### [Task details]
Report every line below that carries the word "icon".

(Material for this exercise begins)

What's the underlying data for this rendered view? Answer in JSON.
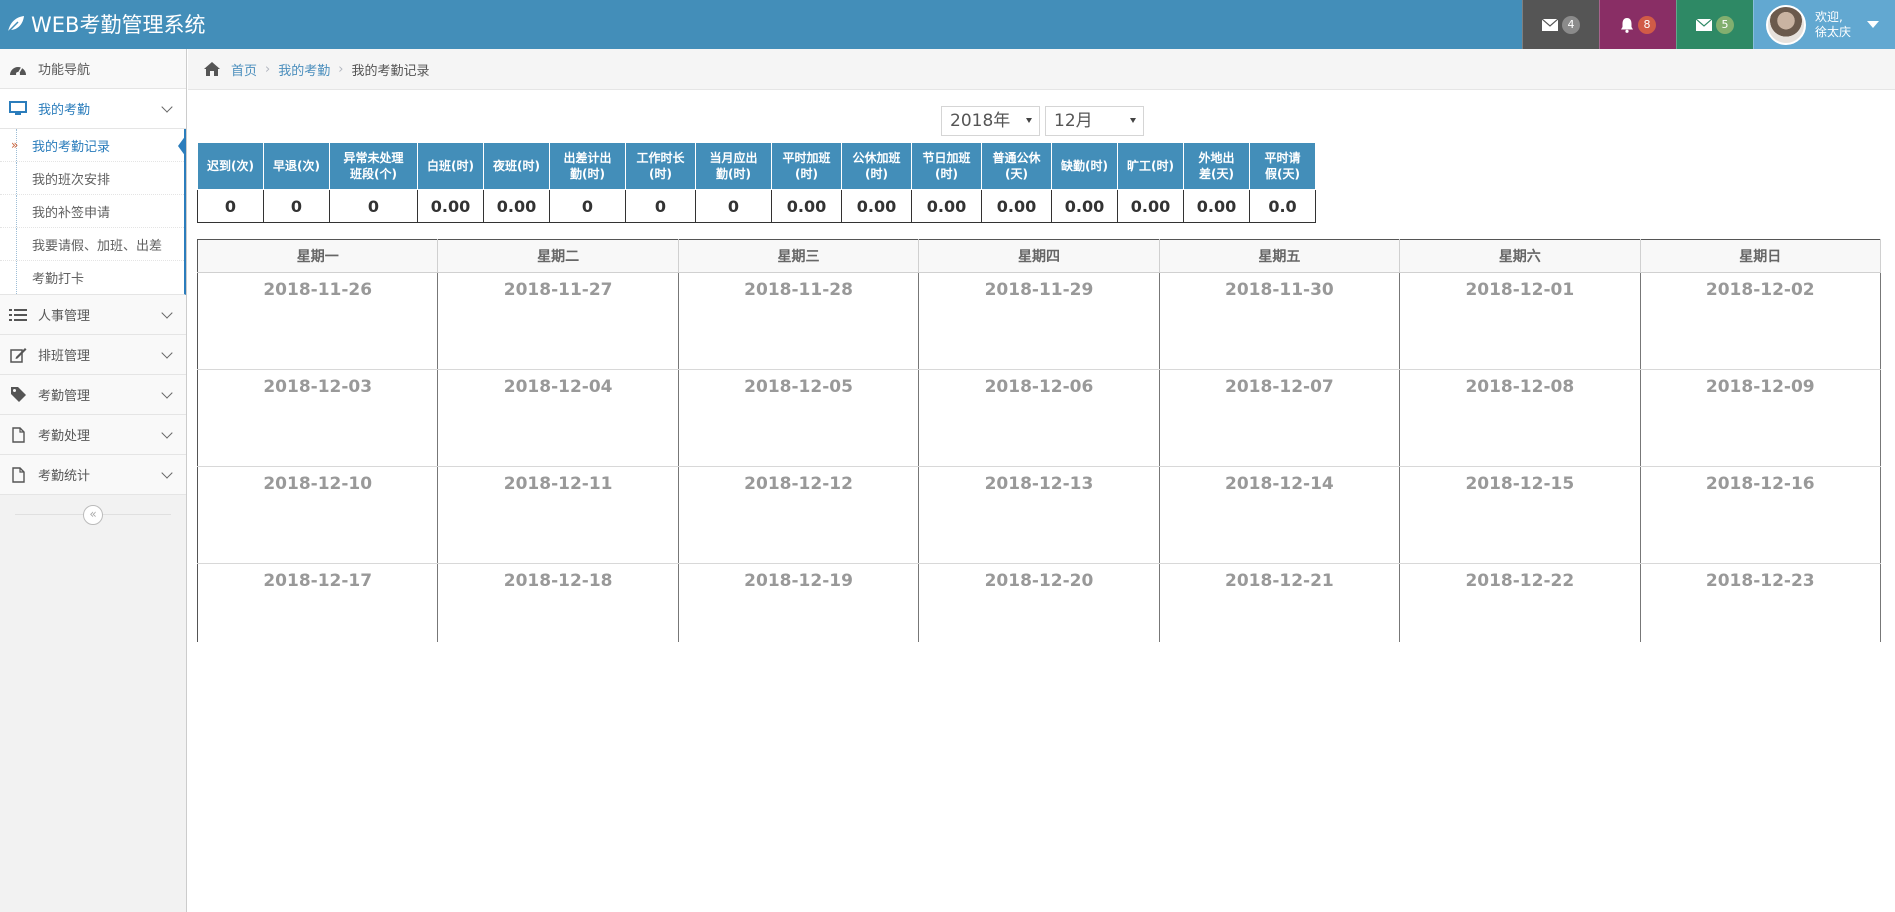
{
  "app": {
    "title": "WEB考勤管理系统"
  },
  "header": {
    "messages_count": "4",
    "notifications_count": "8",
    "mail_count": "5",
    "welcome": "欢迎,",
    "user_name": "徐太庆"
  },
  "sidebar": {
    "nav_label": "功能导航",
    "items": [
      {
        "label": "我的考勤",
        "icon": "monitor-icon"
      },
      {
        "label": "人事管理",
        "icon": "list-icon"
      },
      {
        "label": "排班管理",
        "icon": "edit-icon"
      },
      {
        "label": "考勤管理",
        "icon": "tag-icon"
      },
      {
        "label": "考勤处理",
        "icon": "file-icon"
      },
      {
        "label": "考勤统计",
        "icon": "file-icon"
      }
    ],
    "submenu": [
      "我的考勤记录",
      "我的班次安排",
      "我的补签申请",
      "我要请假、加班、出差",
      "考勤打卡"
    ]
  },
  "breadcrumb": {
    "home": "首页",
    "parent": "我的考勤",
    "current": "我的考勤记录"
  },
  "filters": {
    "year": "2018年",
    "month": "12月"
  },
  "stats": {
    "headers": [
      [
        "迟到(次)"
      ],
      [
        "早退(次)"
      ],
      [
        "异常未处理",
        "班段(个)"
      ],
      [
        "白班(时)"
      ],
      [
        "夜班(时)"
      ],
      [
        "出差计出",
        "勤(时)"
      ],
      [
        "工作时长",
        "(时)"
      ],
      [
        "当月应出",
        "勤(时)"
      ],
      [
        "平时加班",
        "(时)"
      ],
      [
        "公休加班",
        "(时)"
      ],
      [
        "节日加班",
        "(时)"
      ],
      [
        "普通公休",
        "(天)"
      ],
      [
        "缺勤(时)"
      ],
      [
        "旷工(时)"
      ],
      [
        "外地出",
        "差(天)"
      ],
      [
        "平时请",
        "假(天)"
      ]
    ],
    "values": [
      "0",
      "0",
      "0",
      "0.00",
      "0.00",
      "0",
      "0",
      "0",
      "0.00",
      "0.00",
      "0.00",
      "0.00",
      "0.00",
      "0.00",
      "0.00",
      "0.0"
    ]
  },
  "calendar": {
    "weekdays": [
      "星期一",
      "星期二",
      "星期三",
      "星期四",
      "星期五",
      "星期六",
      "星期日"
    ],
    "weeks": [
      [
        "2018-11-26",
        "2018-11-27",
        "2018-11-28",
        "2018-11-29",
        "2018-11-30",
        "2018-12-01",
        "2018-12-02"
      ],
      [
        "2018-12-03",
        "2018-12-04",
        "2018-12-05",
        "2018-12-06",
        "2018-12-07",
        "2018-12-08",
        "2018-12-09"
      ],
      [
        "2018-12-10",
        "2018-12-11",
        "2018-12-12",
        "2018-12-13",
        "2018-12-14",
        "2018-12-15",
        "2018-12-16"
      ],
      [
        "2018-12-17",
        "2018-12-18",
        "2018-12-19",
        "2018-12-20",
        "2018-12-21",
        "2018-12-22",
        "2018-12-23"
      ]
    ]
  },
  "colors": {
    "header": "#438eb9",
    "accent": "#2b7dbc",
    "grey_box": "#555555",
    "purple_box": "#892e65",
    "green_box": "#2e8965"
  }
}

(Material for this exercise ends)

### [Reply to the exercise]
        "icon": "monitor-icon"
        "icon": "list-icon"
        "icon": "edit-icon"
        "icon": "tag-icon"
        "icon": "file-icon"
        "icon": "file-icon"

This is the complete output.